I had an idea. This idea meant the entire 30-minute journey back to the club from Windsor saw white garments flapping out of the windows of my car, in a desperate attempt to dry them on the wind. Sadly it had no effect. Charlie laid them out on the patio in the sun, but I don't think that worked either. Nothing worse than putting on wet clothes.
Another point in the season saw the game which Charlie is still recounting, and provides the rest of us with a specific line to remember him by. I wasn't at the game, however the goings on have been drummed into everyone so much that I sometimes think I can actually remember being there. I've no idea who Camberley were playing, or who won, or even how many runs Charlie scored, but I do know one thing.
"Mate...did you know that I hit four sixes and lost two balls?" Yes Charlie, I did know that, you told me earlier. And yesterday. And last week.
From that point on, no matter what was achieved by anyone, "Yeah but did you hit four sixes and lose two balls?" was the response. Superb banter.
Another thing that needs a quick mention happened in a game that was otherwise very disappointing and poor from a CCC perpective. Playing Staines and Laleham in the Development League, following a largely dismal batting performance, lit up only by Sam Holmes and Alex Boorman as far as I remember, we took to the field.

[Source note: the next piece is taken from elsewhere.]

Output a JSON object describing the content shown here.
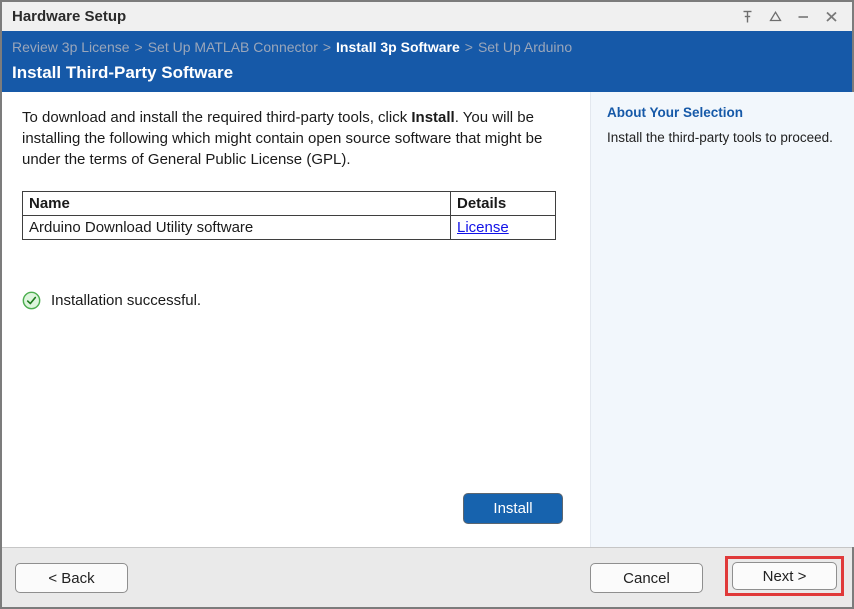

The point of interest came when I was fielding at fine leg and the ball came my way. I stopped it adequately enough, but my throw in to Charlie, who was keeping, was slightly undercooked. Charlie, in prime position behind the stumps ready to take the bails off if necessary, realised my throw wasn't going to reach him so took a step forward. Perfectly acceptable, you might think. Well, yes, apart from the fact that Charlie either forgot, or didn't realise, that he was behind the stumps. So, in attempting to move towards the ball, all the lumbering Aussie managed to do was boot the stumps, trip up and fall flat on his face. Cue howls of laughter from me and everyone else. A rare high point on an otherwise frustrating day.
Other highlights for me were going to watch Man Utd - Newcastle, and especially Aston Villa - Arsenal. The latter game was particularly good, although the day had an almost catastrophic subplot which just added to the banter. As we were cruising up the M40 at about 9am in preparation for a 1245 kick off in Birmingham, my car suddenly lost power. At first I thought it was cos I was driving on a snowy part of the road and the tyres had lost grip, but as I moved into the middle lane and still got no response, the realisation dawned on me. I'd run out of petrol.
As we pulled over onto the hard shoulder, I sat there in disbelief whilst Charlie pissed himself laughing. Luckily, for once in my life, we were considerably early, so even after the hour and a half delay, we still arrived in Birmingham an hour before kick off. Not so luckily, the ordeal cost £138. But even so, walking down the hard shoulder of the M40 in the snow with one of your best mates is a memorable experience. Then for the game to be as good as it was meant the day was a success.
Less of a success was going to Wembley to watch England play Montenegro. The less said about that the better I think, although Wembley is still awesome. Another good match was QPR - Watford, where the Hornets produced arguably their best display of the season against a previously unbeaten Rangers side.
Another special memory for me is when Sam and I went up to Watford to get the specially made shirt as Charlie's leaving present. Having already tried twice to get to Watford by myself, but failed due to weather and traffic conditions on the M25, finally getting the shirt just before Charlie caught the plane home was a relief. But the best was yet to come.
Sam and I had agreed to meet Charlie near where he lived for a quick drink and one last chat before he left, but little did he know that we had a surprise for him. Upon arrival, I hid round a corner with the shirt, while Sam bantered about how I'd had to go home. Just as Charlie approached, I stepped out, carefully holding the shirt so he'd only see the front of it when he took it off me.
The look on his face was one of pure joy, but it was nothing compared to when he turned it around. On the back read his famous line about hitting four sixes and losing two balls, carefully positioned so to look half-decent. It was clear Charlie was very happy with the present, which made sitting on the M25 for hours on end instantly worthwhile. The three of us proceeded to a nearby pub where we had a couple of drinks before a photo or two, and manhug and the goodbyes.
The day we bowled a team out for 59 and lost.